- [Exercise aim] Copy every line of the records below that holds the word "Golgi".

──────── Listed entries

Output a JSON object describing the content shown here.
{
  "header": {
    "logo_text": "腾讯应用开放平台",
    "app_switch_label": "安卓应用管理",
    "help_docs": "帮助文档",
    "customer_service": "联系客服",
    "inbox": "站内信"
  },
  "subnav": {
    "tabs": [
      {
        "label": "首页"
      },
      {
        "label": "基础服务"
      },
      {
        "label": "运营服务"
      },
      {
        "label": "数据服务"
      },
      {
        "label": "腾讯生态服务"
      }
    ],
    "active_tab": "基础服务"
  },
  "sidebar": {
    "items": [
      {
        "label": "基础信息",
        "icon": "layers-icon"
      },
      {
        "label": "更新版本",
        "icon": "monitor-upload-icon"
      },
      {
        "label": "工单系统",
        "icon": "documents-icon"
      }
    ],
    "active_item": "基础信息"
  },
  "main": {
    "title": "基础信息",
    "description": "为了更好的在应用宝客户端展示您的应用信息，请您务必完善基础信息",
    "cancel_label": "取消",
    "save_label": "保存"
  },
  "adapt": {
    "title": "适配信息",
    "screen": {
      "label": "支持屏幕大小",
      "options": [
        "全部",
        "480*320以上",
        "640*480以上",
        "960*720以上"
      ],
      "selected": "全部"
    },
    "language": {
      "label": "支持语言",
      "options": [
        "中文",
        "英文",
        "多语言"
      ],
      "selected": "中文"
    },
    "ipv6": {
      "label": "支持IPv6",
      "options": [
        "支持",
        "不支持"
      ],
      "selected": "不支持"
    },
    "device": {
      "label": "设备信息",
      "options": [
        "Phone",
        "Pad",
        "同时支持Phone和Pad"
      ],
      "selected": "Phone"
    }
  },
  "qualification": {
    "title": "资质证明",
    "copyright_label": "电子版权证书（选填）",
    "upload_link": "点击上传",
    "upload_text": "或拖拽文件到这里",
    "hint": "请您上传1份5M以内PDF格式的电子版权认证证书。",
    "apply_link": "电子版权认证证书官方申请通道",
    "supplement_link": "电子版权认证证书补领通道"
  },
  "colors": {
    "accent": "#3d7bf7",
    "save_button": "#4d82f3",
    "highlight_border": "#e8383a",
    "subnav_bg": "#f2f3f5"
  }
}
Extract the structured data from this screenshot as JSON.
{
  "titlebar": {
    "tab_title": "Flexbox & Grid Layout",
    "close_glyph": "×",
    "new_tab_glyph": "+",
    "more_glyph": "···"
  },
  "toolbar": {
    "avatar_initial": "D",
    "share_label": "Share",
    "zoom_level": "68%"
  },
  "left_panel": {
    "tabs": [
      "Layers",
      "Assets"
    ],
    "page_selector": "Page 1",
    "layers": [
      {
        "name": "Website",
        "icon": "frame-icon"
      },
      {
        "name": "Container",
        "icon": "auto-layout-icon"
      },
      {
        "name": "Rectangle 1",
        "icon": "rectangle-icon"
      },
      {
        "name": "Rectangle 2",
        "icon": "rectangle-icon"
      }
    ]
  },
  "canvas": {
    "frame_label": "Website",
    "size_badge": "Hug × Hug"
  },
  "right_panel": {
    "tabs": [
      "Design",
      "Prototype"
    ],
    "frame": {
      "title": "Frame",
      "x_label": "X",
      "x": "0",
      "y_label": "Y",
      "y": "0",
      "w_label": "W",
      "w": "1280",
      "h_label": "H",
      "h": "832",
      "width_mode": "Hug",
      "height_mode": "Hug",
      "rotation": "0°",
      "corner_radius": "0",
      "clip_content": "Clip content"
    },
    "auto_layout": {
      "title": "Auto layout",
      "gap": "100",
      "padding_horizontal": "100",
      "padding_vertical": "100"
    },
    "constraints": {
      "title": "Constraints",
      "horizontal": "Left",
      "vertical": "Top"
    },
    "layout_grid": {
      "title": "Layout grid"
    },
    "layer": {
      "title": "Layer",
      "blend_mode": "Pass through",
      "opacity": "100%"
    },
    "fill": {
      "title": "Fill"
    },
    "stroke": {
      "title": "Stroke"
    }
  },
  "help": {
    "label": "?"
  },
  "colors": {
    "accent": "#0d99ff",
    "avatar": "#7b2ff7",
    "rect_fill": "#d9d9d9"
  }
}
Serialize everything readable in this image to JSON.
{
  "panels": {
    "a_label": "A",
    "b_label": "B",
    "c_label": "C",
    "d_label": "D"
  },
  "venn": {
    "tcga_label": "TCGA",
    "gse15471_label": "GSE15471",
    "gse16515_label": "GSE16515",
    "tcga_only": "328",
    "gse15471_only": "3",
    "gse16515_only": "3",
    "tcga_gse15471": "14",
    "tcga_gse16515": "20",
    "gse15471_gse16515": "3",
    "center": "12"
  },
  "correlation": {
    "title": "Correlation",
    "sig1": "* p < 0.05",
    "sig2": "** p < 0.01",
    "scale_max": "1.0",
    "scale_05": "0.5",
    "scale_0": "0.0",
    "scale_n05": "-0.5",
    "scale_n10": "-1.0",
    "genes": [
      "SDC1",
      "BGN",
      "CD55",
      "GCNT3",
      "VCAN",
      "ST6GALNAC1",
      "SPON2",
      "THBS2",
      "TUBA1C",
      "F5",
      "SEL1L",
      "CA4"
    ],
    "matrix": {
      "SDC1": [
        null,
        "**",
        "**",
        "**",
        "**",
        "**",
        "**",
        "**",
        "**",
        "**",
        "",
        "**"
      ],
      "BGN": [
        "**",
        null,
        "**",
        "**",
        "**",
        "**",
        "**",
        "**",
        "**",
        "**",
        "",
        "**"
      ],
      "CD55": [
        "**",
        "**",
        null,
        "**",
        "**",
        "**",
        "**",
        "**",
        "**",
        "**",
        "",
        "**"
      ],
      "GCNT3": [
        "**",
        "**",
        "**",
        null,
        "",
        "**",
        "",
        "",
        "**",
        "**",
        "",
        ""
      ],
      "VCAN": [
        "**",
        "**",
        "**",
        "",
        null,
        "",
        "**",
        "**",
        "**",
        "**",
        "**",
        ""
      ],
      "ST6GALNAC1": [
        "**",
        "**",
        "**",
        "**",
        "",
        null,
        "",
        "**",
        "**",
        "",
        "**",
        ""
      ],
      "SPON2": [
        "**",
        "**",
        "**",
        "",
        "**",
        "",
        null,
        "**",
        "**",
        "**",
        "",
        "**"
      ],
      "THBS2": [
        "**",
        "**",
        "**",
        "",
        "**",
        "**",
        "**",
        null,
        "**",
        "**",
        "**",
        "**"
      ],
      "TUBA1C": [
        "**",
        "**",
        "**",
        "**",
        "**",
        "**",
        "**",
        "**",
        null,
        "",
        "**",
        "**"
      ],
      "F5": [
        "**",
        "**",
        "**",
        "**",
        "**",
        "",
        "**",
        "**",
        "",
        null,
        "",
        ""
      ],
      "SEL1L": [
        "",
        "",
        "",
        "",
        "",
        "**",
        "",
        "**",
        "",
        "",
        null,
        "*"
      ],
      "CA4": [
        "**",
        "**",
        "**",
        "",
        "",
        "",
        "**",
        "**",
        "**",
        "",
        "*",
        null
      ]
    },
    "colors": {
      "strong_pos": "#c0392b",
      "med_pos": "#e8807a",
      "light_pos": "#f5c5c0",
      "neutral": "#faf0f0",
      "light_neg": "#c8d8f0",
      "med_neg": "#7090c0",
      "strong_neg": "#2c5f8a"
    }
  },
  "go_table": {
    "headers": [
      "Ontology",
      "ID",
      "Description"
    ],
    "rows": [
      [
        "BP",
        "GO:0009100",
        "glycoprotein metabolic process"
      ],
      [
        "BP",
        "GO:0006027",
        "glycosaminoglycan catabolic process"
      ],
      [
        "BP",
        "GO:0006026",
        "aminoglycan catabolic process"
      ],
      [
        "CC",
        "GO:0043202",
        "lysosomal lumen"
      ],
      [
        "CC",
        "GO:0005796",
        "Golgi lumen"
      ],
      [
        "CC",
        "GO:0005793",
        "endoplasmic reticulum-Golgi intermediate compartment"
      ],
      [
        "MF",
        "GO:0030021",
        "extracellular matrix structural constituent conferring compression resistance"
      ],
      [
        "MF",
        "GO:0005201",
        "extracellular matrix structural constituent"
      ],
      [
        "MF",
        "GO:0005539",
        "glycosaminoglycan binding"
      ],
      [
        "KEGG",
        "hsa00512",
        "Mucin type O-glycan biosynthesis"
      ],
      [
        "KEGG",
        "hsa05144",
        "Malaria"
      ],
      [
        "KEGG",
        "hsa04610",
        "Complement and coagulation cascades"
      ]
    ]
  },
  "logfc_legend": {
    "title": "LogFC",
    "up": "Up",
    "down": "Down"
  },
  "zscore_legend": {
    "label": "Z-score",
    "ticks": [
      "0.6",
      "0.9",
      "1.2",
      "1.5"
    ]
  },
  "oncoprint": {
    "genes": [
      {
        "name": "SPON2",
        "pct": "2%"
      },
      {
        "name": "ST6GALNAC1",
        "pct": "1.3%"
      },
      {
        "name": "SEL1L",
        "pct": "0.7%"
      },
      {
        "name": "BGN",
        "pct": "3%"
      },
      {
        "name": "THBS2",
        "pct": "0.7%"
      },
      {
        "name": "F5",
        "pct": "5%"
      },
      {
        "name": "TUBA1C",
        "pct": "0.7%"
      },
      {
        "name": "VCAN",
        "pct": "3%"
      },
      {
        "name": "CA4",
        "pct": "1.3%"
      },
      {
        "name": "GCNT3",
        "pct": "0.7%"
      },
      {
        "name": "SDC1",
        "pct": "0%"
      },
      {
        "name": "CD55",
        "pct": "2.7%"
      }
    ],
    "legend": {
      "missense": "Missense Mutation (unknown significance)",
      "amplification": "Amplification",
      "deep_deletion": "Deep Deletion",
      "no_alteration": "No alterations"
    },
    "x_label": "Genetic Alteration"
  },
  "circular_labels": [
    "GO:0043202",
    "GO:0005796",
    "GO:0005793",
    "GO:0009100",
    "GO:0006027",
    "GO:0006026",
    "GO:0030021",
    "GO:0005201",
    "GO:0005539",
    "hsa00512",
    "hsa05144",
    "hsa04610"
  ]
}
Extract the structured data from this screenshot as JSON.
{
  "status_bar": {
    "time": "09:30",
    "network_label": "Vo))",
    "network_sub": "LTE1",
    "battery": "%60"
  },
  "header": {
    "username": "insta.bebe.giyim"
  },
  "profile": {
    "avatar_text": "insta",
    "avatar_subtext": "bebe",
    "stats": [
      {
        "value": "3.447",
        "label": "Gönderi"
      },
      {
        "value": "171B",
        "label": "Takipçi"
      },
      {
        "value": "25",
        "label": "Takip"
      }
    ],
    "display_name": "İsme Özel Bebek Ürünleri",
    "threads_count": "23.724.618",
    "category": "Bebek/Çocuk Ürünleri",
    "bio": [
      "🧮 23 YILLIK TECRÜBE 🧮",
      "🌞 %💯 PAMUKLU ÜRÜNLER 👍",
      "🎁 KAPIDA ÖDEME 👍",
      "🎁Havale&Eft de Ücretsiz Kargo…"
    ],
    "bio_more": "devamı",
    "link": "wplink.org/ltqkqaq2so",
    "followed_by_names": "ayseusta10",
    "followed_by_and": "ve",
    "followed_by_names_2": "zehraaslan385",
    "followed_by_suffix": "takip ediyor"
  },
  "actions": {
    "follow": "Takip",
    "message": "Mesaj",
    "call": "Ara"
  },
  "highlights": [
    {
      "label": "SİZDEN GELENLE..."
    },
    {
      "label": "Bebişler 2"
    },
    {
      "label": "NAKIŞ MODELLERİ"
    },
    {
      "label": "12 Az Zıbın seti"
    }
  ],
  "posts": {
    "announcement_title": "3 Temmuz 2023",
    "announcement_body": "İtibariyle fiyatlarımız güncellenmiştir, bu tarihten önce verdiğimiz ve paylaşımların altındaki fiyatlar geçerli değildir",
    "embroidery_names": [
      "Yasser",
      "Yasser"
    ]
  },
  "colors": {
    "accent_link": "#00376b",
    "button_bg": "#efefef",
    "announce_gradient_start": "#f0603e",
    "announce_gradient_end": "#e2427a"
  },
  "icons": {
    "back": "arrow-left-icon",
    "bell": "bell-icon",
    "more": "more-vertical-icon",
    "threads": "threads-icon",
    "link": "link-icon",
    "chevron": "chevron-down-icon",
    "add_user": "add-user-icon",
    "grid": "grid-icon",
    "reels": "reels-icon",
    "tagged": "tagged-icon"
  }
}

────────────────

- [Result of the exercise]
        "Golgi lumen"
        "endoplasmic reticulum-Golgi intermediate compartment"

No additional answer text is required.